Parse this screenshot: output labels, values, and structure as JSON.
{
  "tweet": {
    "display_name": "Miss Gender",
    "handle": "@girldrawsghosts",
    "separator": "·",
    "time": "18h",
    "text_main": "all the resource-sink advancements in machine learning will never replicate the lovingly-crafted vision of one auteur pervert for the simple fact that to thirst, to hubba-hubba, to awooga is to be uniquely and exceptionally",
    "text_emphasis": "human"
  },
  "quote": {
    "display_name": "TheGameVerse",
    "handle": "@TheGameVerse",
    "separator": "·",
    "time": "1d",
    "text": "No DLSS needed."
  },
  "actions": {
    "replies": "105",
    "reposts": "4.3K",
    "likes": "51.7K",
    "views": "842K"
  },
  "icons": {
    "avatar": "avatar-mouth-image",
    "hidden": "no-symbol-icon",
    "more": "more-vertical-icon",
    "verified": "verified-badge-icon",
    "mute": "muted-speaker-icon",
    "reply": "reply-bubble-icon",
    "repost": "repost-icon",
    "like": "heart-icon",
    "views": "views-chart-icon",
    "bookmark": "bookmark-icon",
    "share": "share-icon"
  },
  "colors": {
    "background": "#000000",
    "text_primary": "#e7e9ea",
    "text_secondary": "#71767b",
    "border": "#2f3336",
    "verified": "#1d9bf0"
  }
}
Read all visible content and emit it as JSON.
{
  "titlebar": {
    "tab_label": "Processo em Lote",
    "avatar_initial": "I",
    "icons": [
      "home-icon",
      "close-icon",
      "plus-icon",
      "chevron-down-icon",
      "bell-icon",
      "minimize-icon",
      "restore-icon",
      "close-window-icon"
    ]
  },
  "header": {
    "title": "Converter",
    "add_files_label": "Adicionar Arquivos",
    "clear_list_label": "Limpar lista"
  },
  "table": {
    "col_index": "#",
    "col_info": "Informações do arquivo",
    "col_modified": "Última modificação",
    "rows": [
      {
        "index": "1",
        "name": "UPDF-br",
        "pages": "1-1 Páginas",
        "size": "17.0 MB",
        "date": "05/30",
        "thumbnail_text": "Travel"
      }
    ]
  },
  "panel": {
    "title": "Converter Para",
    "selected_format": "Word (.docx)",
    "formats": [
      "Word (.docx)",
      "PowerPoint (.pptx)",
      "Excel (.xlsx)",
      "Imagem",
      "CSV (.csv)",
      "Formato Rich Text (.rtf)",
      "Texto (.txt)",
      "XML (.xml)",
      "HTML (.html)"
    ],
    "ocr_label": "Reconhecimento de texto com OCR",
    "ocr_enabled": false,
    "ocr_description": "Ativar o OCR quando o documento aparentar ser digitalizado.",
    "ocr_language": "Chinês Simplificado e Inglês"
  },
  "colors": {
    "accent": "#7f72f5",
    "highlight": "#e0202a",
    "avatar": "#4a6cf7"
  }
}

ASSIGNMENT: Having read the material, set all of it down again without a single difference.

SOLUTION FOR THIS EXERCISE:
Parse this screenshot: output labels, values, and structure as JSON.
{
  "tweet": {
    "display_name": "Miss Gender",
    "handle": "@girldrawsghosts",
    "separator": "·",
    "time": "18h",
    "text_main": "all the resource-sink advancements in machine learning will never replicate the lovingly-crafted vision of one auteur pervert for the simple fact that to thirst, to hubba-hubba, to awooga is to be uniquely and exceptionally",
    "text_emphasis": "human"
  },
  "quote": {
    "display_name": "TheGameVerse",
    "handle": "@TheGameVerse",
    "separator": "·",
    "time": "1d",
    "text": "No DLSS needed."
  },
  "actions": {
    "replies": "105",
    "reposts": "4.3K",
    "likes": "51.7K",
    "views": "842K"
  },
  "icons": {
    "avatar": "avatar-mouth-image",
    "hidden": "no-symbol-icon",
    "more": "more-vertical-icon",
    "verified": "verified-badge-icon",
    "mute": "muted-speaker-icon",
    "reply": "reply-bubble-icon",
    "repost": "repost-icon",
    "like": "heart-icon",
    "views": "views-chart-icon",
    "bookmark": "bookmark-icon",
    "share": "share-icon"
  },
  "colors": {
    "background": "#000000",
    "text_primary": "#e7e9ea",
    "text_secondary": "#71767b",
    "border": "#2f3336",
    "verified": "#1d9bf0"
  }
}
Read all visible content and emit it as JSON.
{
  "titlebar": {
    "tab_label": "Processo em Lote",
    "avatar_initial": "I",
    "icons": [
      "home-icon",
      "close-icon",
      "plus-icon",
      "chevron-down-icon",
      "bell-icon",
      "minimize-icon",
      "restore-icon",
      "close-window-icon"
    ]
  },
  "header": {
    "title": "Converter",
    "add_files_label": "Adicionar Arquivos",
    "clear_list_label": "Limpar lista"
  },
  "table": {
    "col_index": "#",
    "col_info": "Informações do arquivo",
    "col_modified": "Última modificação",
    "rows": [
      {
        "index": "1",
        "name": "UPDF-br",
        "pages": "1-1 Páginas",
        "size": "17.0 MB",
        "date": "05/30",
        "thumbnail_text": "Travel"
      }
    ]
  },
  "panel": {
    "title": "Converter Para",
    "selected_format": "Word (.docx)",
    "formats": [
      "Word (.docx)",
      "PowerPoint (.pptx)",
      "Excel (.xlsx)",
      "Imagem",
      "CSV (.csv)",
      "Formato Rich Text (.rtf)",
      "Texto (.txt)",
      "XML (.xml)",
      "HTML (.html)"
    ],
    "ocr_label": "Reconhecimento de texto com OCR",
    "ocr_enabled": false,
    "ocr_description": "Ativar o OCR quando o documento aparentar ser digitalizado.",
    "ocr_language": "Chinês Simplificado e Inglês"
  },
  "colors": {
    "accent": "#7f72f5",
    "highlight": "#e0202a",
    "avatar": "#4a6cf7"
  }
}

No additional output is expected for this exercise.